■ EXERCISE OBJECTIVE
In how many lines of the data does the word "Слой" appear? Give the number by itself.

Interface dataset entries
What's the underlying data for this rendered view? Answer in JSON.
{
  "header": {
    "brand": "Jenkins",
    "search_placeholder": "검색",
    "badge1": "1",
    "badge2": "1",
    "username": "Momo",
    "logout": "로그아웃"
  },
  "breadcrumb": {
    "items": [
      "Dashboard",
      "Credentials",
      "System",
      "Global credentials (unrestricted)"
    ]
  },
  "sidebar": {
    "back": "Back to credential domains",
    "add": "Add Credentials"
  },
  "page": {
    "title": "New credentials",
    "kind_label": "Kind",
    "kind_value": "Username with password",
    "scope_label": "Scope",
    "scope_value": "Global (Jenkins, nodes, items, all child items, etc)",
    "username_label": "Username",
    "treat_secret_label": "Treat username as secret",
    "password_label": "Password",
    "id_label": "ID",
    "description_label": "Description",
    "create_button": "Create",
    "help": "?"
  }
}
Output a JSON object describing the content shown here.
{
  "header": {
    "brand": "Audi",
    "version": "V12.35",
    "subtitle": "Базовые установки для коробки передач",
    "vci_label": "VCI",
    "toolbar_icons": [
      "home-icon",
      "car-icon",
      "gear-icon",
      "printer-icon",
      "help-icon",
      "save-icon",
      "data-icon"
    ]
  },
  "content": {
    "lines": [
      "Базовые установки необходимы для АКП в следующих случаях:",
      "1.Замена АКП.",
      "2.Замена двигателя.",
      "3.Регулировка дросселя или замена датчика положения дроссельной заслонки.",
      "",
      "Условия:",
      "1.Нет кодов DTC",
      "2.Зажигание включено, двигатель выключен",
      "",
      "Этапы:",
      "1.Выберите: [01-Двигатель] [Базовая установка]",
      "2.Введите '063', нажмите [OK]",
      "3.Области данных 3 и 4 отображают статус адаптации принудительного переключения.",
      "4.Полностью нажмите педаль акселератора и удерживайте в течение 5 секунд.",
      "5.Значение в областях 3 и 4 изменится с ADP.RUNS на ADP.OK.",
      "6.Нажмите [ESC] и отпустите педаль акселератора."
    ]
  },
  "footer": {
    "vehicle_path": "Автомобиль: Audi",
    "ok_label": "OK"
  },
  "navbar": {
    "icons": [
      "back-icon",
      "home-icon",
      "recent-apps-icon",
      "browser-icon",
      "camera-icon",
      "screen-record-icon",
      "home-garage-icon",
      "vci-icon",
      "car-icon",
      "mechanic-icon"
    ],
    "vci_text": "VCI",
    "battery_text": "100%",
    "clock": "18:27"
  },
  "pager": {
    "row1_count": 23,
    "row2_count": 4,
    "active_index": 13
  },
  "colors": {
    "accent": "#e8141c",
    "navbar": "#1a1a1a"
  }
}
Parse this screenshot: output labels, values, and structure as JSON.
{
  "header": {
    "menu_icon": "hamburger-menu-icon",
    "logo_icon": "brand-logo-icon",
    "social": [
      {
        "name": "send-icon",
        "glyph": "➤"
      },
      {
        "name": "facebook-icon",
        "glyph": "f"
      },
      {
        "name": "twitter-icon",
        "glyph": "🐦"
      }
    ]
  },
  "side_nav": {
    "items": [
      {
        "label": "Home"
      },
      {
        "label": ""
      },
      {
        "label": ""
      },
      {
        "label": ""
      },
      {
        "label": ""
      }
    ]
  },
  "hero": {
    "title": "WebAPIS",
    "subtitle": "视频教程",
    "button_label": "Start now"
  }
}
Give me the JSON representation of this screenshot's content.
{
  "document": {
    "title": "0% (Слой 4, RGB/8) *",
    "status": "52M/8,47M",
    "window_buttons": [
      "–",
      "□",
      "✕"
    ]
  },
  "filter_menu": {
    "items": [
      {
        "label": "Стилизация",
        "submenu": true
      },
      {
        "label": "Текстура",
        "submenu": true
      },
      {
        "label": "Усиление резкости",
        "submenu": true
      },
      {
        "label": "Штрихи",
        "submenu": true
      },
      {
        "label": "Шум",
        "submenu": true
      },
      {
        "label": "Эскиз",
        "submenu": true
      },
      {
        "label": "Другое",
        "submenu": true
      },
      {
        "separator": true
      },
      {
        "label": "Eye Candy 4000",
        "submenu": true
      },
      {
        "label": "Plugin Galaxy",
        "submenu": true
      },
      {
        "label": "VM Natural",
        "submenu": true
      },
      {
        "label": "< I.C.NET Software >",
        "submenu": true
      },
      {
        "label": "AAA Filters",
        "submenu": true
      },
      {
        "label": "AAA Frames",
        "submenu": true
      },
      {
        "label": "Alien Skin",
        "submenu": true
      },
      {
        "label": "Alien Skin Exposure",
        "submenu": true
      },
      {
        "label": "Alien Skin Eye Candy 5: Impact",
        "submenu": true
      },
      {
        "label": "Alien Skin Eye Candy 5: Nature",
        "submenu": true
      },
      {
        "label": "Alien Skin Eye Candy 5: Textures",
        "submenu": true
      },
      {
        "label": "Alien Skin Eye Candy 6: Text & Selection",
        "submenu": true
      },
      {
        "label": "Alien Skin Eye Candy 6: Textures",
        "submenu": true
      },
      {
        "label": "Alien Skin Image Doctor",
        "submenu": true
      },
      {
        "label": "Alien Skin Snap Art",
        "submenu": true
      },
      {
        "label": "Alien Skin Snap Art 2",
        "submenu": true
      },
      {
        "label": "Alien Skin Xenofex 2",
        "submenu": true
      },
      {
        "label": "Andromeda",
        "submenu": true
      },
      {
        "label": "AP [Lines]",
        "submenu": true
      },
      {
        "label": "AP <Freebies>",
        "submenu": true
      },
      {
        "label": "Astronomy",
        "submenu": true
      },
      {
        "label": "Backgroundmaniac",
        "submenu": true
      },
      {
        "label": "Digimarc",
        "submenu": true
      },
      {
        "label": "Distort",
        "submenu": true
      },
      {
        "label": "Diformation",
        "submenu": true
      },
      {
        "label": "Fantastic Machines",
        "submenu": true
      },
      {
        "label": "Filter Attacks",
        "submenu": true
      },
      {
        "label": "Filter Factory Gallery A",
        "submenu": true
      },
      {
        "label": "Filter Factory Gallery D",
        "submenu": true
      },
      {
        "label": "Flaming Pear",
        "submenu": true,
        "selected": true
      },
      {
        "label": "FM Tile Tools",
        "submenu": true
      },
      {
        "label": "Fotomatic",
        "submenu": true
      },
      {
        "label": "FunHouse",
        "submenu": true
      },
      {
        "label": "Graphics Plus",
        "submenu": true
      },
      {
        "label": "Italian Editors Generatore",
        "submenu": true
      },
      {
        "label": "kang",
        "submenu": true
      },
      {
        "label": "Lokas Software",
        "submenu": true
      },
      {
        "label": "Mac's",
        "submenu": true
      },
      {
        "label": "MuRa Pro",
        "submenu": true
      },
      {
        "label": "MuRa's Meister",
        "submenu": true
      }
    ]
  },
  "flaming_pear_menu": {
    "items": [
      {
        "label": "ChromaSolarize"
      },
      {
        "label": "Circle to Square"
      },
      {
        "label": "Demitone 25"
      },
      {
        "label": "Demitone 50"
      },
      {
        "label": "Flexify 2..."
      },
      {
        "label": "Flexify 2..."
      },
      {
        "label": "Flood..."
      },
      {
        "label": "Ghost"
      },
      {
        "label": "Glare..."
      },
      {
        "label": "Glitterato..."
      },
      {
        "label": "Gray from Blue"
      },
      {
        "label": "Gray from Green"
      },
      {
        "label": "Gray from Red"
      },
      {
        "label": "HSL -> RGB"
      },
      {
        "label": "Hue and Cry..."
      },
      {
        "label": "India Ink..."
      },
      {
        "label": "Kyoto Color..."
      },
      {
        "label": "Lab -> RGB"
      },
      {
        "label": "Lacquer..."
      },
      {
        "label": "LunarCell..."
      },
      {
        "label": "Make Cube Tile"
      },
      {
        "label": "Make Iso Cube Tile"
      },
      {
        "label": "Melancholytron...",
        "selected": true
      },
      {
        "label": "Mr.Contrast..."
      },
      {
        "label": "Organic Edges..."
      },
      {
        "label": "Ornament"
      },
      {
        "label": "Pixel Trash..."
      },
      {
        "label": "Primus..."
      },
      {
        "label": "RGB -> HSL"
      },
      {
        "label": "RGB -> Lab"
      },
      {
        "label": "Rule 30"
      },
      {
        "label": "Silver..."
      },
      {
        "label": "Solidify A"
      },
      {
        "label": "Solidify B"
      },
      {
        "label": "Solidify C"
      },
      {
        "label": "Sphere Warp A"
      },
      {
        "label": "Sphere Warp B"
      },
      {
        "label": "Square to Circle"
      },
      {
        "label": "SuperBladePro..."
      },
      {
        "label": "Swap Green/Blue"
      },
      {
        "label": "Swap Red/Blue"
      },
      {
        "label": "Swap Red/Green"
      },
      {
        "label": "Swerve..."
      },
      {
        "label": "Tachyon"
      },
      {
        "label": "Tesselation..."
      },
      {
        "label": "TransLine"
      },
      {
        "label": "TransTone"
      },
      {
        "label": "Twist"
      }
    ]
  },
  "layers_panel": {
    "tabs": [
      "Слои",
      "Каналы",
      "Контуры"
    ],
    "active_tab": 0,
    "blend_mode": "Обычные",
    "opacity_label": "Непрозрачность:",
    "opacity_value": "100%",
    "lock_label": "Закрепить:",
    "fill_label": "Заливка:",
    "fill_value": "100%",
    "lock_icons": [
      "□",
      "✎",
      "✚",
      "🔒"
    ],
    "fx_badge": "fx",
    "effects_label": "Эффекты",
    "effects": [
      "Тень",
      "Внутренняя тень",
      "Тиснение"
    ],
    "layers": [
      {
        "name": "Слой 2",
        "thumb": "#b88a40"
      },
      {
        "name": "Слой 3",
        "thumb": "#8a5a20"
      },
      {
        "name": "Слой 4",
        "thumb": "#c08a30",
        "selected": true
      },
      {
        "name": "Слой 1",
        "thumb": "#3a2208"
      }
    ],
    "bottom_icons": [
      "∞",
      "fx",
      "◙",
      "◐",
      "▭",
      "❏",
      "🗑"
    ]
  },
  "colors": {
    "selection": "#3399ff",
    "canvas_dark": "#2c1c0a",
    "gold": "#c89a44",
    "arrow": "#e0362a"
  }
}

■ ANSWER
5